How to spot potential designer founders in the wild

The successful designer founders we’ve seen are consistently multidisciplinary — they have the full range of skills necessary to make decisions about product design and work with a development team to execute on those decisions. Their skills range from user research, to interaction design, to information architecture, to communication design, to writing. They may not be experts in all areas, but they can “wear all the hats” in the early days of a startup and attract specialists when needed.

Designer founders also understand the technology commonly used to build software products and the business methods used to market and evaluate those products. As a designer, design skills are important — but as a founder, technology and business skills are critical to lead not only product design but an entire company.

Beyond skills, we can categorize designer founders by the type and extent of their experience. We’ve started interviewing designer founders for our book, and a few categories are becoming clear:

  • Designer founders with “raw talent,” like David Karp, Rob Kalin, Akshay Kothari, Joe Gebbia, and Kyle Bragger. These designer founders are young and accumulated limited design experience before launching their startups.
  • “Successful startup offspring,” like Jason Putorti, Michael Karnjanaprakorn, and Mike Krieger. These designers worked for startups and achieved significant success (either in user numbers or financial outcomes) before founding their own companies.
  • “Consultant converts,” like Ryan Freitas, Lane Becker, Rashmi Sinha, Alexa Andrzejewski, Charles Adler, Brian Chesky and Chad Jennings. These designer founders were successful as a consultants before starting companies.
  • “Platform alumni,” like Chad Hurley, Dave Morin, Christina Brodbeck, Garry Tan, and Marcos Weskamp. These designers worked on major platforms and used those experiences as launching pads for founding their current ventures.
  • “Serial entrepreneurs,” like Jeff Veen, Jack Dorsey, Caterina Fake, Stewart Butterfield, Zach Klein, and Brian Witlin. These designers have founded multiple startups; some have achieved multiple exits.

(Of course we realize these categories can apply to all founders, not just those with design backgrounds.
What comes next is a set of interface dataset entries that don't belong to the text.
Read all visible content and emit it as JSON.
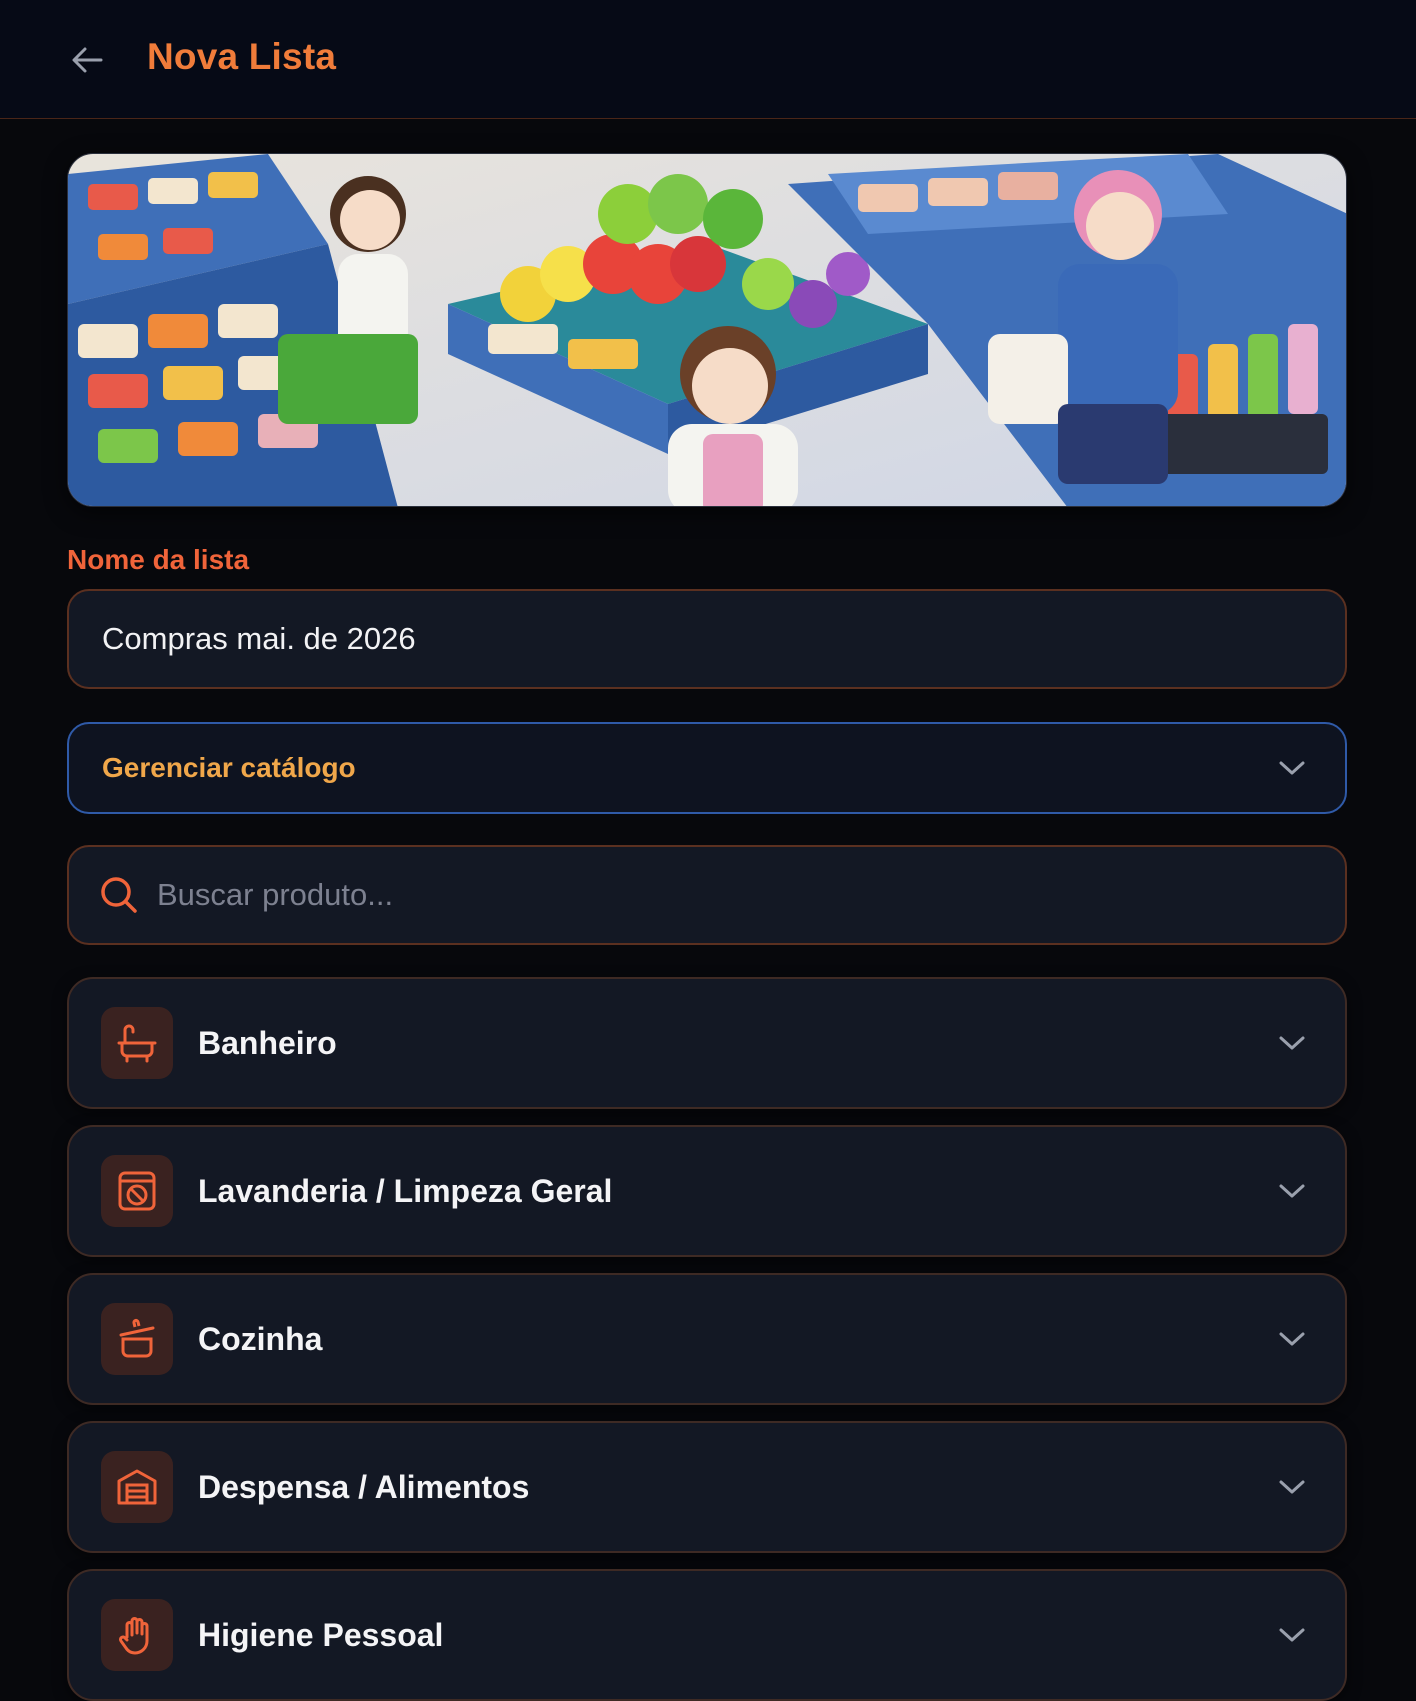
{
  "header": {
    "title": "Nova Lista",
    "back_icon": "arrow-left-icon"
  },
  "hero": {
    "image": "supermarket-anime-banner"
  },
  "form": {
    "name_label": "Nome da lista",
    "name_value": "Compras mai. de 2026",
    "catalog_label": "Gerenciar catálogo",
    "search_placeholder": "Buscar produto..."
  },
  "categories": [
    {
      "label": "Banheiro",
      "icon": "bathtub-icon"
    },
    {
      "label": "Lavanderia / Limpeza Geral",
      "icon": "washing-machine-icon"
    },
    {
      "label": "Cozinha",
      "icon": "cooking-pot-icon"
    },
    {
      "label": "Despensa / Alimentos",
      "icon": "pantry-icon"
    },
    {
      "label": "Higiene Pessoal",
      "icon": "hand-icon"
    }
  ],
  "colors": {
    "accent": "#f07c3a",
    "catalog_text": "#f0a74a",
    "catalog_border": "#2f5aa8",
    "card_bg": "#131824"
  }
}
These are not mutually exclusive; in fact, some designers fit into multiple categories. We’ll showcase more interesting patterns as we continue our research and interviews. If you’re interested in learning more, consider contributing to our non-profit book about designer founders on Kickstarter.)

Inspired by Dean Kamen — A nation gets what it celebrates. By highlighting and celebrating the contributions of designer founders, we hope to inspire more entrepreneurial designers to create companies of lasting value.

Join us in the comments to share your thoughts. How can we encourage and enable more entrepreneurial designers to start companies?